Top of Material for this exercise

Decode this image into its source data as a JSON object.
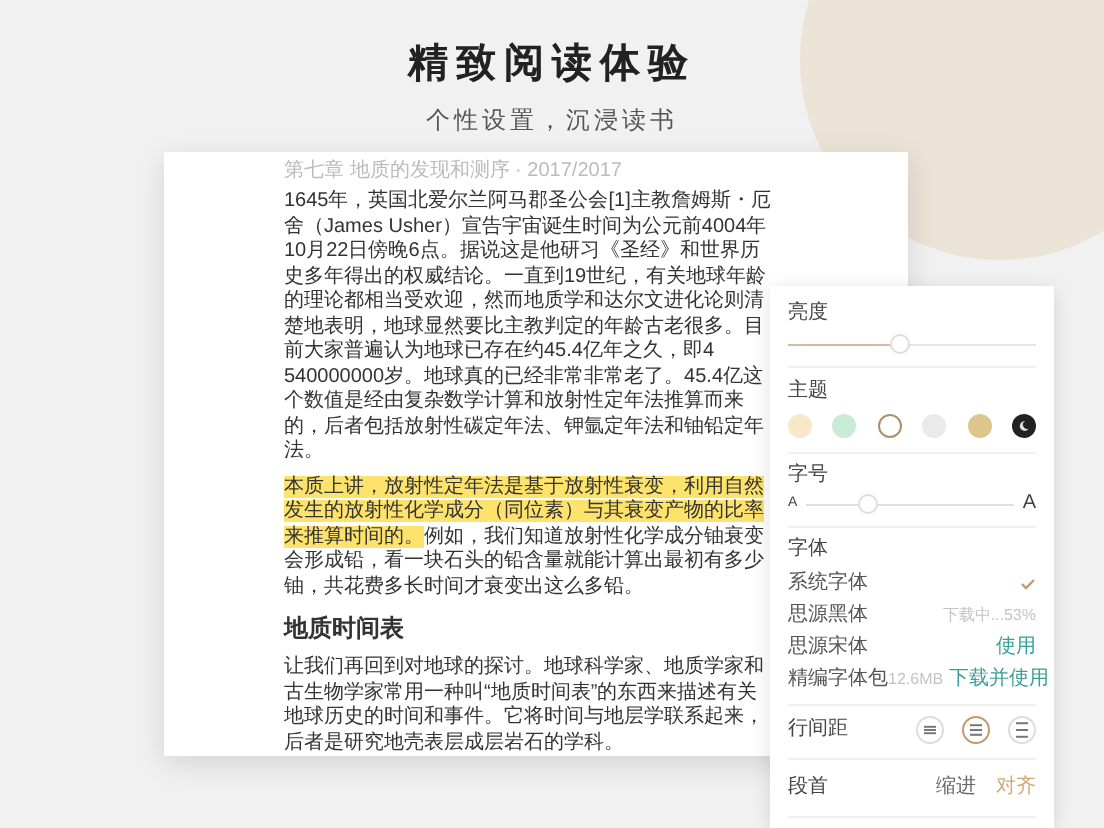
{
  "header": {
    "title": "精致阅读体验",
    "subtitle": "个性设置，沉浸读书"
  },
  "document": {
    "meta": "第七章 地质的发现和测序 · 2017/2017",
    "paragraphs": [
      {
        "kind": "text",
        "segments": [
          {
            "text": "1645年，英国北爱尔兰阿马郡圣公会[1]主教詹姆斯・厄舍（James Usher）宣告宇宙诞生时间为公元前4004年10月22日傍晚6点。据说这是他研习《圣经》和世界历史多年得出的权威结论。一直到19世纪，有关地球年龄的理论都相当受欢迎，然而地质学和达尔文进化论则清楚地表明，地球显然要比主教判定的年龄古老很多。目前大家普遍认为地球已存在约45.4亿年之久，即4 540000000岁。地球真的已经非常非常老了。45.4亿这个数值是经由复杂数学计算和放射性定年法推算而来的，后者包括放射性碳定年法、钾氩定年法和铀铅定年法。",
            "highlighted": false
          }
        ]
      },
      {
        "kind": "text",
        "segments": [
          {
            "text": "本质上讲，放射性定年法是基于放射性衰变，利用自然发生的放射性化学成分（同位素）与其衰变产物的比率来推算时间的。",
            "highlighted": true
          },
          {
            "text": "例如，我们知道放射性化学成分铀衰变会形成铅，看一块石头的铅含量就能计算出最初有多少铀，共花费多长时间才衰变出这么多铅。",
            "highlighted": false
          }
        ]
      },
      {
        "kind": "heading",
        "segments": [
          {
            "text": "地质时间表",
            "highlighted": false
          }
        ]
      },
      {
        "kind": "text",
        "segments": [
          {
            "text": "让我们再回到对地球的探讨。地球科学家、地质学家和古生物学家常用一种叫“地质时间表”的东西来描述有关地球历史的时间和事件。它将时间与地层学联系起来，后者是研究地壳表层成层岩石的学科。",
            "highlighted": false
          }
        ]
      }
    ]
  },
  "settings": {
    "brightness": {
      "label": "亮度",
      "level": 0.45
    },
    "theme": {
      "label": "主题",
      "swatches": [
        {
          "color": "#f6e8c9",
          "selected": false,
          "kind": "plain"
        },
        {
          "color": "#c9ead4",
          "selected": false,
          "kind": "plain"
        },
        {
          "color": "#ffffff",
          "selected": true,
          "kind": "plain"
        },
        {
          "color": "#eaeaea",
          "selected": false,
          "kind": "plain"
        },
        {
          "color": "#dcc68c",
          "selected": false,
          "kind": "plain"
        },
        {
          "color": "#222222",
          "selected": false,
          "kind": "night"
        }
      ]
    },
    "font_size": {
      "label": "字号",
      "small_glyph": "A",
      "large_glyph": "A",
      "level": 0.3
    },
    "fonts": {
      "label": "字体",
      "items": [
        {
          "name": "系统字体",
          "selected": true
        },
        {
          "name": "思源黑体",
          "selected": false,
          "note": "下载中...53%"
        },
        {
          "name": "思源宋体",
          "selected": false,
          "action": "使用"
        },
        {
          "name": "精编字体包",
          "selected": false,
          "note": "12.6MB",
          "action": "下载并使用"
        }
      ]
    },
    "line_spacing": {
      "label": "行间距",
      "options": [
        {
          "kind": "compact",
          "selected": false
        },
        {
          "kind": "medium",
          "selected": true
        },
        {
          "kind": "loose",
          "selected": false
        }
      ]
    },
    "paragraph": {
      "label": "段首",
      "options": [
        {
          "label": "缩进",
          "selected": false
        },
        {
          "label": "对齐",
          "selected": true
        }
      ]
    }
  }
}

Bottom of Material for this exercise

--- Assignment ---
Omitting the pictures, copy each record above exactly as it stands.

--- Output of the exercise ---
Decode this image into its source data as a JSON object.
{
  "header": {
    "title": "精致阅读体验",
    "subtitle": "个性设置，沉浸读书"
  },
  "document": {
    "meta": "第七章 地质的发现和测序 · 2017/2017",
    "paragraphs": [
      {
        "kind": "text",
        "segments": [
          {
            "text": "1645年，英国北爱尔兰阿马郡圣公会[1]主教詹姆斯・厄舍（James Usher）宣告宇宙诞生时间为公元前4004年10月22日傍晚6点。据说这是他研习《圣经》和世界历史多年得出的权威结论。一直到19世纪，有关地球年龄的理论都相当受欢迎，然而地质学和达尔文进化论则清楚地表明，地球显然要比主教判定的年龄古老很多。目前大家普遍认为地球已存在约45.4亿年之久，即4 540000000岁。地球真的已经非常非常老了。45.4亿这个数值是经由复杂数学计算和放射性定年法推算而来的，后者包括放射性碳定年法、钾氩定年法和铀铅定年法。",
            "highlighted": false
          }
        ]
      },
      {
        "kind": "text",
        "segments": [
          {
            "text": "本质上讲，放射性定年法是基于放射性衰变，利用自然发生的放射性化学成分（同位素）与其衰变产物的比率来推算时间的。",
            "highlighted": true
          },
          {
            "text": "例如，我们知道放射性化学成分铀衰变会形成铅，看一块石头的铅含量就能计算出最初有多少铀，共花费多长时间才衰变出这么多铅。",
            "highlighted": false
          }
        ]
      },
      {
        "kind": "heading",
        "segments": [
          {
            "text": "地质时间表",
            "highlighted": false
          }
        ]
      },
      {
        "kind": "text",
        "segments": [
          {
            "text": "让我们再回到对地球的探讨。地球科学家、地质学家和古生物学家常用一种叫“地质时间表”的东西来描述有关地球历史的时间和事件。它将时间与地层学联系起来，后者是研究地壳表层成层岩石的学科。",
            "highlighted": false
          }
        ]
      }
    ]
  },
  "settings": {
    "brightness": {
      "label": "亮度",
      "level": 0.45
    },
    "theme": {
      "label": "主题",
      "swatches": [
        {
          "color": "#f6e8c9",
          "selected": false,
          "kind": "plain"
        },
        {
          "color": "#c9ead4",
          "selected": false,
          "kind": "plain"
        },
        {
          "color": "#ffffff",
          "selected": true,
          "kind": "plain"
        },
        {
          "color": "#eaeaea",
          "selected": false,
          "kind": "plain"
        },
        {
          "color": "#dcc68c",
          "selected": false,
          "kind": "plain"
        },
        {
          "color": "#222222",
          "selected": false,
          "kind": "night"
        }
      ]
    },
    "font_size": {
      "label": "字号",
      "small_glyph": "A",
      "large_glyph": "A",
      "level": 0.3
    },
    "fonts": {
      "label": "字体",
      "items": [
        {
          "name": "系统字体",
          "selected": true
        },
        {
          "name": "思源黑体",
          "selected": false,
          "note": "下载中...53%"
        },
        {
          "name": "思源宋体",
          "selected": false,
          "action": "使用"
        },
        {
          "name": "精编字体包",
          "selected": false,
          "note": "12.6MB",
          "action": "下载并使用"
        }
      ]
    },
    "line_spacing": {
      "label": "行间距",
      "options": [
        {
          "kind": "compact",
          "selected": false
        },
        {
          "kind": "medium",
          "selected": true
        },
        {
          "kind": "loose",
          "selected": false
        }
      ]
    },
    "paragraph": {
      "label": "段首",
      "options": [
        {
          "label": "缩进",
          "selected": false
        },
        {
          "label": "对齐",
          "selected": true
        }
      ]
    }
  }
}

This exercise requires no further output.